Chances are that if you’ve ever heard of Croa­t­ia, it was in the con­text of atro­cious war­fare. Some of the blood­i­est con­flict since the end of World War II was waged in the Balkan region dur­ing the breakup of the for­mer Yugoslavia, and the scars, both phys­i­cal and psy­cho­log­i­cal, have yet to ful­ly heal. But for any­one who’s actu­al­ly vis­it­ed Croa­t­ia, it’s a sun-drenched coastal par­adise of exquis­ite medieval archi­tec­ture, thou­sands of dreamy island get­aways, and some of the best wine on the plan­et. Sad­ly, such mag­nif­i­cence does not often make the evening news.

 

So, though you may not have heard about it, Croa­t­ia is a far more fas­ci­nat­ing and wel­com­ing place than its tor­ren­tial his­to­ry would have you believe, and it has no short­age of fun activ­i­ties or cul­tur­al won­ders to appre­ci­ate. It’s a great place to vis­it, and, as we’ll see, it has a few quirky claims to fame, some of which you might even use, each and every day.

 

Fash­ion trail­blaz­ers
Great Croa­t­ian inven­tions include the first test­ed para­chute and the neck­tie. Orig­i­nal­ly worn by Croat sol­diers, they were adopt­ed by the French army in the 17th Cen­tu­ry and soon became fash­ion­able. Croa­t­ians mark Cra­vat Day on 18 Octo­ber.
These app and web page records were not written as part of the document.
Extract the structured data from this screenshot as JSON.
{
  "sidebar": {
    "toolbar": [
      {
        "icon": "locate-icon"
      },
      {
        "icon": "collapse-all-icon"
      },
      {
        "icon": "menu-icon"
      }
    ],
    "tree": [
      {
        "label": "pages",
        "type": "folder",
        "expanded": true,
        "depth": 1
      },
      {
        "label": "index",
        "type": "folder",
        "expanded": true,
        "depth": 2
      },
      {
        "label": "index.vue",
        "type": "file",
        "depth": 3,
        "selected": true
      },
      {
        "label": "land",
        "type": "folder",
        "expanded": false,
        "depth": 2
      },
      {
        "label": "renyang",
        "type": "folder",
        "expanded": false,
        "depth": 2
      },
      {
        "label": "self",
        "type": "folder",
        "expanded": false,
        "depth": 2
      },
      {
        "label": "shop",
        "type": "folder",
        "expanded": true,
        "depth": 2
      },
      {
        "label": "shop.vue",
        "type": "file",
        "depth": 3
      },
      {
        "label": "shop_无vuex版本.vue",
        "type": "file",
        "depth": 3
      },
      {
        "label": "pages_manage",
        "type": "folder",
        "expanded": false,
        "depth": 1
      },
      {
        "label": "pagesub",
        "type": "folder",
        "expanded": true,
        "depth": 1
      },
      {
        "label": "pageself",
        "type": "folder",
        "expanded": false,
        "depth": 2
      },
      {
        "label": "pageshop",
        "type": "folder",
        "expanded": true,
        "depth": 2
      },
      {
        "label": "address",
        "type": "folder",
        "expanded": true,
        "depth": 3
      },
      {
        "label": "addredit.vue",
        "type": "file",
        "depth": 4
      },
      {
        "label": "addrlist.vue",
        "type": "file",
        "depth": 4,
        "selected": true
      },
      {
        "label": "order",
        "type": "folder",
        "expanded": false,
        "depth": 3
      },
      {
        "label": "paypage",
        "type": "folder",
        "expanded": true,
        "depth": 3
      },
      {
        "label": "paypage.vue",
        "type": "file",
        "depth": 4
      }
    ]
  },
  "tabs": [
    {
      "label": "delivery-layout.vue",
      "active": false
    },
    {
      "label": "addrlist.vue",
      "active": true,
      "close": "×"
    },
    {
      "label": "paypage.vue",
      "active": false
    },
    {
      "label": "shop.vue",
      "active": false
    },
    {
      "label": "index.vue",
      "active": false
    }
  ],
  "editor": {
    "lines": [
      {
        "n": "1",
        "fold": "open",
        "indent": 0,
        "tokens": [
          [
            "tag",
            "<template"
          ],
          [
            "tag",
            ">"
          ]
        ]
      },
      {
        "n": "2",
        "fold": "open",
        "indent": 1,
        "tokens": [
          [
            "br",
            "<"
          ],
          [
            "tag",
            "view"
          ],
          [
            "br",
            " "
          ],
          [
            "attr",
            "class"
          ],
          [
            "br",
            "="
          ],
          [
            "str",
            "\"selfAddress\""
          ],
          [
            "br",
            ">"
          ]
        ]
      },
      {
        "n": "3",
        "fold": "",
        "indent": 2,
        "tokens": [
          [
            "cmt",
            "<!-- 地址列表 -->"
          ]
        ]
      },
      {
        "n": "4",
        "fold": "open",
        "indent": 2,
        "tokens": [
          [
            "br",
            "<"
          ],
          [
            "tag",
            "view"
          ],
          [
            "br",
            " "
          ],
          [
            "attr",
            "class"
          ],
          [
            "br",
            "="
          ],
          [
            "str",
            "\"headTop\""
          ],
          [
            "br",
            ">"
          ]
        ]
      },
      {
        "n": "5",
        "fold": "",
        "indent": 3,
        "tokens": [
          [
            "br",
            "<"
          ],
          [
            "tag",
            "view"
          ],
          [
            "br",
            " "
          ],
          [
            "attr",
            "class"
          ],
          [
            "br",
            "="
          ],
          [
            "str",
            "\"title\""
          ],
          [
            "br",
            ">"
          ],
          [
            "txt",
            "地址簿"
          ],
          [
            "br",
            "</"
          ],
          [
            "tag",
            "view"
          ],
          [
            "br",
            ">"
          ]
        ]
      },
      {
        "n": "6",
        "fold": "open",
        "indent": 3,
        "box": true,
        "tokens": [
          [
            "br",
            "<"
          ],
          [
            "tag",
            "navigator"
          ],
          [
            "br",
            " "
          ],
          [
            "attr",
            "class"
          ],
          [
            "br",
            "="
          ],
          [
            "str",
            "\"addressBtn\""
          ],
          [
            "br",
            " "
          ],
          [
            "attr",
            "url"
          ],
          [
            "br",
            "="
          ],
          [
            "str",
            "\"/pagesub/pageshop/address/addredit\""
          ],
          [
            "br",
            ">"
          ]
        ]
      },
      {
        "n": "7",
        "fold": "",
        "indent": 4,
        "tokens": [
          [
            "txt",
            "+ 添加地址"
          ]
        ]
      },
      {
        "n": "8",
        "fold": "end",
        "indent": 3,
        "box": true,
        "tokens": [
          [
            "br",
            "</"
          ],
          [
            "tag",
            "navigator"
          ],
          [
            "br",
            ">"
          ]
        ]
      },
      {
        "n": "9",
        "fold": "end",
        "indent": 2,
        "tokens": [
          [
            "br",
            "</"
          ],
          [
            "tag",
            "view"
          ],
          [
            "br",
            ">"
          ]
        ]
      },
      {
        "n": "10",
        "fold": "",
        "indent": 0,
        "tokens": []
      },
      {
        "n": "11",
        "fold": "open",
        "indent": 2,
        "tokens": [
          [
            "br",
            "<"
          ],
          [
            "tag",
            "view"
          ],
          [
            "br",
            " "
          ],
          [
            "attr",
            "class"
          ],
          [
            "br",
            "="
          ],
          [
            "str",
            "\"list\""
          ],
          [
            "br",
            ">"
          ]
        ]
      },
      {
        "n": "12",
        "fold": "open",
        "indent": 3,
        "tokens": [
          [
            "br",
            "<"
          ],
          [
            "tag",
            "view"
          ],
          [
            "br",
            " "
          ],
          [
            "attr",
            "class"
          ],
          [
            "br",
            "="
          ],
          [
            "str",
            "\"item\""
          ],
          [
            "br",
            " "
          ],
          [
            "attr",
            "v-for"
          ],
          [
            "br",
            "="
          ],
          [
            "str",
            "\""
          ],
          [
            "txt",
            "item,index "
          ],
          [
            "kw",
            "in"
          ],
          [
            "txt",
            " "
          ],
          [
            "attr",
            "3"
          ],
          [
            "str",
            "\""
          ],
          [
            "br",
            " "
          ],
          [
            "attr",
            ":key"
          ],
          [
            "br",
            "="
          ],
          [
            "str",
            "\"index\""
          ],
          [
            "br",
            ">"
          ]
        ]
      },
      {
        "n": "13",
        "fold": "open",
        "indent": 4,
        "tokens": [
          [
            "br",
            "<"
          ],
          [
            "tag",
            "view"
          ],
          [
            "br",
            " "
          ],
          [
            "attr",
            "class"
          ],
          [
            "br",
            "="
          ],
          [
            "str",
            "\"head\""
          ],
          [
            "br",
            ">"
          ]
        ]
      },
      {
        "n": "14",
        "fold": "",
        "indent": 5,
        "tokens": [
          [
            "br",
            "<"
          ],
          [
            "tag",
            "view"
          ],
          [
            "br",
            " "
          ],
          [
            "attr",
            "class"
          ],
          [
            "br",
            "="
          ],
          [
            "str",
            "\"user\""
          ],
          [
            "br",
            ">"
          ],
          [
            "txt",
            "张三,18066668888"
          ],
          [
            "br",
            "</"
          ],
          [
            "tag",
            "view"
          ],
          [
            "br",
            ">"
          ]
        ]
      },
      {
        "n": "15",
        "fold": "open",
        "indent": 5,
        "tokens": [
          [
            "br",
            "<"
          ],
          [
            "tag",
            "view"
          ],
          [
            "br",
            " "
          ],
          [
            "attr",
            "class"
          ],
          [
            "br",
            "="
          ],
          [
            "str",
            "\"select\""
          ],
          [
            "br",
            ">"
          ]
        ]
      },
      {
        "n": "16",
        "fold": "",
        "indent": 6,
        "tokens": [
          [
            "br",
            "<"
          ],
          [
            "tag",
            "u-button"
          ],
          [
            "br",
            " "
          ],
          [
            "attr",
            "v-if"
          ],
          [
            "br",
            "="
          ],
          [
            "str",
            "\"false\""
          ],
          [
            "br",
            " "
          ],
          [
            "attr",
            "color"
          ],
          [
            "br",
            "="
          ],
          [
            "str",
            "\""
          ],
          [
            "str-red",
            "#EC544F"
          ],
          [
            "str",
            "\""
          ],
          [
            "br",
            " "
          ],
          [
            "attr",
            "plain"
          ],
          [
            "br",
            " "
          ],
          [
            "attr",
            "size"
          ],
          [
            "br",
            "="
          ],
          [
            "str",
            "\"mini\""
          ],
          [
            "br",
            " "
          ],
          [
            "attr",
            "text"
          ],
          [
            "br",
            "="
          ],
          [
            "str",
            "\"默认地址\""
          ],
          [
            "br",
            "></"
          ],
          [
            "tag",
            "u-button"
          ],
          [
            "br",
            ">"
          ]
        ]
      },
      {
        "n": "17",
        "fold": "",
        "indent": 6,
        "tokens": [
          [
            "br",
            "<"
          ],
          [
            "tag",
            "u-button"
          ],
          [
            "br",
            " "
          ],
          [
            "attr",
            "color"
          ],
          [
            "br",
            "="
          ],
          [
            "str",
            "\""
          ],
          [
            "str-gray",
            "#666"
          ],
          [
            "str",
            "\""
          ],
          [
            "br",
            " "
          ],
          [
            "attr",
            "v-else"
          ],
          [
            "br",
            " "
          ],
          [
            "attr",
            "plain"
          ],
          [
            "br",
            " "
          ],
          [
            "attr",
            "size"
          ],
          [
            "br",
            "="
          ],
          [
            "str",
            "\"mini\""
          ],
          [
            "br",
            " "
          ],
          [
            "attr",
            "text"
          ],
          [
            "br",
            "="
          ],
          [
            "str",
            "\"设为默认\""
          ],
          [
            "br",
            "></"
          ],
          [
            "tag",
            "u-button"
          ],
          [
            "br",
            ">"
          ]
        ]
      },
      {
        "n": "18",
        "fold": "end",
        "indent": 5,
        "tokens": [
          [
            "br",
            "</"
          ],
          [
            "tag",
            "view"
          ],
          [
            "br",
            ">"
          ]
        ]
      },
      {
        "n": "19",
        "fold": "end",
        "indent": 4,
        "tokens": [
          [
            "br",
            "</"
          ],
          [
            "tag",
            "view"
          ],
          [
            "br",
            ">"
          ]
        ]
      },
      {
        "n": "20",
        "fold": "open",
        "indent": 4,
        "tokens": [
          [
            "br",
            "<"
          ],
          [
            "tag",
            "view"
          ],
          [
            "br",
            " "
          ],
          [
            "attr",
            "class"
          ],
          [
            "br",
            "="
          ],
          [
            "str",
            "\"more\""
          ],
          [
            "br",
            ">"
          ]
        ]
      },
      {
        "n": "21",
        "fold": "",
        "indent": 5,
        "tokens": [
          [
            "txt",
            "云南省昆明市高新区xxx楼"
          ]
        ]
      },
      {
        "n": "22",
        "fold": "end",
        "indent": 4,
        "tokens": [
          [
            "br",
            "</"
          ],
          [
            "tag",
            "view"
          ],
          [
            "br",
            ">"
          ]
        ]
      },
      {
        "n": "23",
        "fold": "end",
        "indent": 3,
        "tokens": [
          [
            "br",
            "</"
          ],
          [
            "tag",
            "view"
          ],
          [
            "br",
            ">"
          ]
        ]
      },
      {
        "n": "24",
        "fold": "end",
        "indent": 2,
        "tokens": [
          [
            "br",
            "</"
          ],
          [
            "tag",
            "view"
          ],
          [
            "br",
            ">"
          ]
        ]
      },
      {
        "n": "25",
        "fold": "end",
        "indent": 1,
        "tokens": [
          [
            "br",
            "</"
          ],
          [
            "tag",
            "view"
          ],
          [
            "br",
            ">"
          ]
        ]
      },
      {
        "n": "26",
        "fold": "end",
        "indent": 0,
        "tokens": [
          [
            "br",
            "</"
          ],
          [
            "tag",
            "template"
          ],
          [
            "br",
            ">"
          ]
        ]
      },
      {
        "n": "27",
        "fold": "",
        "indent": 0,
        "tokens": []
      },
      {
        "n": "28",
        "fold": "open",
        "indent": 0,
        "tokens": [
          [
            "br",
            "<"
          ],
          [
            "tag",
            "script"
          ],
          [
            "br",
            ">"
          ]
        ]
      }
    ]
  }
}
Sea­side escapes
There are more than 1,000 islands and islets in Croa­t­ia, and only 50 are inhab­it­ed. The coun­try has more than 3,500 miles of coast­line – though it is bro­ken north of Dubrovnik by Bosnia and Herzegovina’s 15-mile stretch, the short­est coast­line in the world.

Dionysian offer­ings
The wine has been made in Croa­t­ia since it was intro­duced by Greek set­tlers 2,500 years ago – orig­i­nal vine­yards are still intact on Stari Grad Plain on Hvar island. Today, Croa­t­ia has more than 300 wine regions, 17,000 pro­duc­ers, and 2,500 (most­ly white) wines.

Roman influ­ence
The country’s cur­ren­cy is the Kuna, which is Croa­t­ian for marten, a for­est mam­mal whose high­ly prized skin was used to pay tax­es in the Roman provinces of east­ern Croa­t­ia. The marten appeared on medieval coins before giv­ing its name to the new cur­ren­cy in 1994.

A sov­er­eign port
From 1358 until its cap­ture by Napoleon in 1808, the walled city of Dubrovnik was the cen­ter of a city-state known as the Repub­lic of Ragusa. Despite its small size, it was a trad­ing pow­er and became a cen­ter of learn­ing and cul­ture dur­ing the Renais­sance.

 

The arti­cle is writ­ten by Lone­ly Plan­et Trav­eller